‘‘Furthermore, government itself made several promises prior to and during the privatisation process, which it failed to fulfil, possibly due to circumstances outside its own power. Thus, it is not an entirely bad idea for government to now bail out because issues such as tariff increases, enhancement of the grid, among other issues, were not satisfactorily attended to by the government for reasons including the political sensitivity of same. Consequently, a bail out may only be fair to all parties concerned.”
New business model for financing meters
Meter Service Providers (MSP) model as a new business model for the Nigerian metering industry will address the metering gap and create a competitive metering market.

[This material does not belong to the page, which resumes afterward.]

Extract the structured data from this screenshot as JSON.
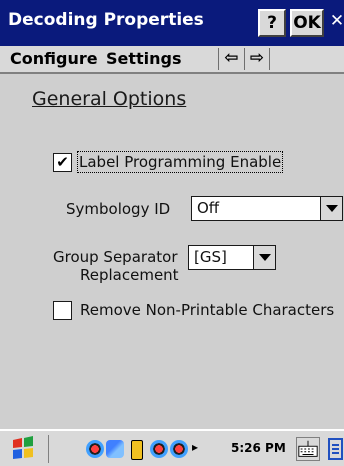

Under MSP business model, a specialist MSP will enter into a meter services agreement (or similar agreements) with Discos to finance the procurement of electricity meters (inclusive of the associated communication and vending infrastructure) and also their installation and management. The meters are fully owned and managed by the MSP on behalf of the Discos. For providing the meters and the associated meter services, the MSP is entitled to a fee calculated as a proportion of revenues accruing from each meter financed.
The MSP business model is not new per se. MSPs operate in the UK, Australia, the USA and other advanced electricity markets. In the UK, the meter services business is highly competitive and attracts significant investments yearly. The UK is presently rolling out 53 million smart meters using the MSP model, to replace existing traditional meters by 2020. The meter assets are financed and will be owned by these meter services companies that are investing billions of pounds to finance, install and manage the meters. The introduction of regulated, specialist MSPs into the Nigerian power sector will unlock the opportunities in metering services and introduce competition that would foster innovation, improved customer service and attract private capital into the power sector.
Who pays for meters?
The MSP finances and also owns the meter assets. The MSP is able to raise debt and equity financing to finance the procurement of the meters on the back of its meter assets and meter revenues. For instance, the MSP can easily raise long-term bonds or commercial loans to finance the meter assets using the same meter assets and potential revenues from the meter assets, as the underlying security.